TASK DIRECTIONS – Scan the records below, and wherever a line has the word "search", pull it out.

====================

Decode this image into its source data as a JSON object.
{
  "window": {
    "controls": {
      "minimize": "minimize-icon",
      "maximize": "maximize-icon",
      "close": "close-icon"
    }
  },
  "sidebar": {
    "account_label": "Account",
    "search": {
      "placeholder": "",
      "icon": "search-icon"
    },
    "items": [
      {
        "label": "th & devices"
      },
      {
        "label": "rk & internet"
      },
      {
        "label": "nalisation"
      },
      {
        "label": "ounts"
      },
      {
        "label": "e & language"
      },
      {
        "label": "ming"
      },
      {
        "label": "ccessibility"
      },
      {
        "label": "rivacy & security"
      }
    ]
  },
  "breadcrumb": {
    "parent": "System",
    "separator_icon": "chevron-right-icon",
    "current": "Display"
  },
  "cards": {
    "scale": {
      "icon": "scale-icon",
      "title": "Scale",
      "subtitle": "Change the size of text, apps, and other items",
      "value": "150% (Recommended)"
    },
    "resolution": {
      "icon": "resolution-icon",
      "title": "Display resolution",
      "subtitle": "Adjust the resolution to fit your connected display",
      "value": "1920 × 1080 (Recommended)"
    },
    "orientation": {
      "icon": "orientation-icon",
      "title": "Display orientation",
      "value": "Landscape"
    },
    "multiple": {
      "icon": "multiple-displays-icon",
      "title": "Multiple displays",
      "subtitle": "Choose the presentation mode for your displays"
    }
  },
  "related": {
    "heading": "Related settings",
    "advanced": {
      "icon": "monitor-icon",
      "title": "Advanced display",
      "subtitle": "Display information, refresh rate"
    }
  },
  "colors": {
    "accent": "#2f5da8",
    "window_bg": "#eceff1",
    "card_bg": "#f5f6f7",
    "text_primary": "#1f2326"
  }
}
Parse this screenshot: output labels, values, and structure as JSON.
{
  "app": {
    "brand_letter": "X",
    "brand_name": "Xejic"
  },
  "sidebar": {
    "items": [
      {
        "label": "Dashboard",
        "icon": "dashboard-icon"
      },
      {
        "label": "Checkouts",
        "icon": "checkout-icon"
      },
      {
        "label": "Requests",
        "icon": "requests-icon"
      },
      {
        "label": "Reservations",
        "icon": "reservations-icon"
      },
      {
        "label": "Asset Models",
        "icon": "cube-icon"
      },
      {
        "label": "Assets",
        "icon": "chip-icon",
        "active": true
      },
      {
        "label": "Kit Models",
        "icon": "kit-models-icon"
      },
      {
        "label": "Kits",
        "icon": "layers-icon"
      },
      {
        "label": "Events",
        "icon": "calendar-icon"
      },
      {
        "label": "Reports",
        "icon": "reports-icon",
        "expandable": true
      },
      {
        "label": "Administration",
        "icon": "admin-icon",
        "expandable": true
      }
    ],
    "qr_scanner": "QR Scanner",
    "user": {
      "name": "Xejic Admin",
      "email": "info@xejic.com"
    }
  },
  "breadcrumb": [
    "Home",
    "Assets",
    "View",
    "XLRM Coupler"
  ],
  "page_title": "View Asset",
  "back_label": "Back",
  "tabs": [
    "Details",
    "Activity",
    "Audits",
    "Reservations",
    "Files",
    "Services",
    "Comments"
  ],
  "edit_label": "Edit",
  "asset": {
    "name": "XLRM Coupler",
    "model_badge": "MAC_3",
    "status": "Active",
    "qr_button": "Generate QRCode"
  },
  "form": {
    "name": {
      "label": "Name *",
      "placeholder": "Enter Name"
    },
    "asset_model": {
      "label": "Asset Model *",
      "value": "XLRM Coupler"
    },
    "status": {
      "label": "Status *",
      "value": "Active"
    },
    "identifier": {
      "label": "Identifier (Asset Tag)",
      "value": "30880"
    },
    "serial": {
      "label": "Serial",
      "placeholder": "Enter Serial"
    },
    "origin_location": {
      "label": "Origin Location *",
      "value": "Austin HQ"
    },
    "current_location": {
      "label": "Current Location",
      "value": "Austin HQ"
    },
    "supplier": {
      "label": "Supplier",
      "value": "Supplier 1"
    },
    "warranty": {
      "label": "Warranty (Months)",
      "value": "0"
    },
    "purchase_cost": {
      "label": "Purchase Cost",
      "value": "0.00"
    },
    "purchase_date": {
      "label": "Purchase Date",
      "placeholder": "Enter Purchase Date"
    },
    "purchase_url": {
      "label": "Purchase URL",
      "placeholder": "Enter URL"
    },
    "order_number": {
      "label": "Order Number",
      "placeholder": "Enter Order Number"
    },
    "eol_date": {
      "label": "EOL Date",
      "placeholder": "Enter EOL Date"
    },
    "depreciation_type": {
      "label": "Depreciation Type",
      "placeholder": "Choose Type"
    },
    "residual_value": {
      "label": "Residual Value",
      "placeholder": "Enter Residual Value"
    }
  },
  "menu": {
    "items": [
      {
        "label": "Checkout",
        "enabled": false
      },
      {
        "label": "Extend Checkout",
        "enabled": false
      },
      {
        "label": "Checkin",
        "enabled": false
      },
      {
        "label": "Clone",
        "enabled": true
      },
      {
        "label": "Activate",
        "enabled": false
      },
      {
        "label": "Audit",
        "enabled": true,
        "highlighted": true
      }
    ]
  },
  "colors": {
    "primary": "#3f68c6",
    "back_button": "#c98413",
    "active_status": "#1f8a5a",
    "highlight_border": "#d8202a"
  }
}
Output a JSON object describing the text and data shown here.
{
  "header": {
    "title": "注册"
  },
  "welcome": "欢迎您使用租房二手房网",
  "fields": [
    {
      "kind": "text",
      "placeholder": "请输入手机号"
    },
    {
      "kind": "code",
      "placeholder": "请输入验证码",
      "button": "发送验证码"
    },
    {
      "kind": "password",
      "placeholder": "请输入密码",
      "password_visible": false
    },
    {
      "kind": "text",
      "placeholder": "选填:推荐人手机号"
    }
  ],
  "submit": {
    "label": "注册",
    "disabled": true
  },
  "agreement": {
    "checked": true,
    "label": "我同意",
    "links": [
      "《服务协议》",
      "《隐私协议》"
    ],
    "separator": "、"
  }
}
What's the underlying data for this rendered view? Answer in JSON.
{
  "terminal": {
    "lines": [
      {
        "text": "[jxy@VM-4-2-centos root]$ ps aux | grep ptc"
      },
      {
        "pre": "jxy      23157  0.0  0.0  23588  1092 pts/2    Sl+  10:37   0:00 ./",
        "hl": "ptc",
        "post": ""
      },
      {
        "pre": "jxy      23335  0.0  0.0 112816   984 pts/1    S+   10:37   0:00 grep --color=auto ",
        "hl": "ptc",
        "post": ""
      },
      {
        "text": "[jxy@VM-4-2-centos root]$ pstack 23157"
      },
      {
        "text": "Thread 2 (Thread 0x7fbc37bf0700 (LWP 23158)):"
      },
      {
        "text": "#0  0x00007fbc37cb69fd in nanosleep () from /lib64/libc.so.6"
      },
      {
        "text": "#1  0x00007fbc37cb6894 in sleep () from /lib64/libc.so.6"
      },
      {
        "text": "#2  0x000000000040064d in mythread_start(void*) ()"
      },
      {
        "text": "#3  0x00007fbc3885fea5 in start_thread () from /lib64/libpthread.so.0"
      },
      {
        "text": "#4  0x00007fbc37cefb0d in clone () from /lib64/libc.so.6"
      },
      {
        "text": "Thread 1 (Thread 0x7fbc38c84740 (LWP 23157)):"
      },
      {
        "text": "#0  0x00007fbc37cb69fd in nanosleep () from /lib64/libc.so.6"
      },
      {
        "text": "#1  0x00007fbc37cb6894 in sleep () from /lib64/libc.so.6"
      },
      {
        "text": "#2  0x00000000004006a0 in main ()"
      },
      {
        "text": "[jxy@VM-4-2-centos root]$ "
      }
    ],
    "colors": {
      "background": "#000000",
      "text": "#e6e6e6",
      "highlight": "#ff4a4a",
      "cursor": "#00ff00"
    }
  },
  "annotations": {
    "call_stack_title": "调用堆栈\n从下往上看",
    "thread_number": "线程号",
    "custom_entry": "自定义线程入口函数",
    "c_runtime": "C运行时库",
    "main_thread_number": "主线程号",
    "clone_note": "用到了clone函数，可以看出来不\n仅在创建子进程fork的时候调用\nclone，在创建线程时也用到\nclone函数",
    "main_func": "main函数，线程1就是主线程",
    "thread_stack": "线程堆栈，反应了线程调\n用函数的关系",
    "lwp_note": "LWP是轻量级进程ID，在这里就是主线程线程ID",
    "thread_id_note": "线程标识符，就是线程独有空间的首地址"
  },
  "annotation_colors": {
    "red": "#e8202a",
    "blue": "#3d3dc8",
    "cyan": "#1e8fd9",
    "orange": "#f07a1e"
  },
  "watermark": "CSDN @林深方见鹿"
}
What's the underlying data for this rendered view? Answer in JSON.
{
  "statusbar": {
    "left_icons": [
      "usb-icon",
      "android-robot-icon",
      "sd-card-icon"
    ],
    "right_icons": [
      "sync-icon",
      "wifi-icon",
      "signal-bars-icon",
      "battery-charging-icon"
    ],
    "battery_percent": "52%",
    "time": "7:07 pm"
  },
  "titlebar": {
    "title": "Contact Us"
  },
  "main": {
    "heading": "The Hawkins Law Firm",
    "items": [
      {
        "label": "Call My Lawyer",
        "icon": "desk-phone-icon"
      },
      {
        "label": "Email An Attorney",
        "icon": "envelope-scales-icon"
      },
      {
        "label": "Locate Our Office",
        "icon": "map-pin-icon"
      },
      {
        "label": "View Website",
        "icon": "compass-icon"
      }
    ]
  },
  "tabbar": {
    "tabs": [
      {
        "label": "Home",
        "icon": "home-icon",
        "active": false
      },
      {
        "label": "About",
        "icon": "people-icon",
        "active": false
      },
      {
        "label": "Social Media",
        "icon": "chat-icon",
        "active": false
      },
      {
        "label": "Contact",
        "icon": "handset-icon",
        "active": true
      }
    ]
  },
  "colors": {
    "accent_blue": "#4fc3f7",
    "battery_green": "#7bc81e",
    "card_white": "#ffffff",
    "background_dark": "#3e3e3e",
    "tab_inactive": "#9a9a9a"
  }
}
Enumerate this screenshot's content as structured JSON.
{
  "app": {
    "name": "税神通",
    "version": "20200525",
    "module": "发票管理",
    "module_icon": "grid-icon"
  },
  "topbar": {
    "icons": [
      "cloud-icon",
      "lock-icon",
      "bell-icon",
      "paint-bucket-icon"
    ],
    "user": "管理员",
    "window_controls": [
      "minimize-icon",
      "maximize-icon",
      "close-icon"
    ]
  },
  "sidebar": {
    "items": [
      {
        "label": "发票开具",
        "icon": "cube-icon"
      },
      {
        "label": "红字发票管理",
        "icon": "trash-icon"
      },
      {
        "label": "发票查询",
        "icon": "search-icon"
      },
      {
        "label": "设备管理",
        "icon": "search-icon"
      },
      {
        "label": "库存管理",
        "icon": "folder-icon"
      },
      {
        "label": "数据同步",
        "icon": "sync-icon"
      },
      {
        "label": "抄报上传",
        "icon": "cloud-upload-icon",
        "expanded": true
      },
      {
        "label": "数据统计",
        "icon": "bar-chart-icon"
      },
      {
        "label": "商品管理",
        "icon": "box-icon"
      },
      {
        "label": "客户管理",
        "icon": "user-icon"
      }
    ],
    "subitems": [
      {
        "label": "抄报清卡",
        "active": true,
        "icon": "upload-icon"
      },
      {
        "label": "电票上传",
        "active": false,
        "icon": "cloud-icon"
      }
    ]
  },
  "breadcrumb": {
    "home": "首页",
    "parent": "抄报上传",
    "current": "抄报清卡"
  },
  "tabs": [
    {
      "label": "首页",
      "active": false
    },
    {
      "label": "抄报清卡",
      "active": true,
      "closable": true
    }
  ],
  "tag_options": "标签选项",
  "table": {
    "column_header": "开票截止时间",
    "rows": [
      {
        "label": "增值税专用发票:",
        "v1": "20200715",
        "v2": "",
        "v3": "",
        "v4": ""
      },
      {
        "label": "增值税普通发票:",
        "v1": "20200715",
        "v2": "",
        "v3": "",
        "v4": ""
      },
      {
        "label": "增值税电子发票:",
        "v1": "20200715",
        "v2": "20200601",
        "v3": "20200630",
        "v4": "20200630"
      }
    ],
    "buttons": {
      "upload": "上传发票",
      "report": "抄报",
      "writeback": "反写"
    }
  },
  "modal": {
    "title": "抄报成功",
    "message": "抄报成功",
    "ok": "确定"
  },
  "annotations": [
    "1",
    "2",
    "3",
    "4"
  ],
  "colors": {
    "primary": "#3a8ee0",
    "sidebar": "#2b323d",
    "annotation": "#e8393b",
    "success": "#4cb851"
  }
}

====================

RESPONSE BELOW –
    "search": {
      "icon": "search-icon"
        "icon": "search-icon"
        "icon": "search-icon"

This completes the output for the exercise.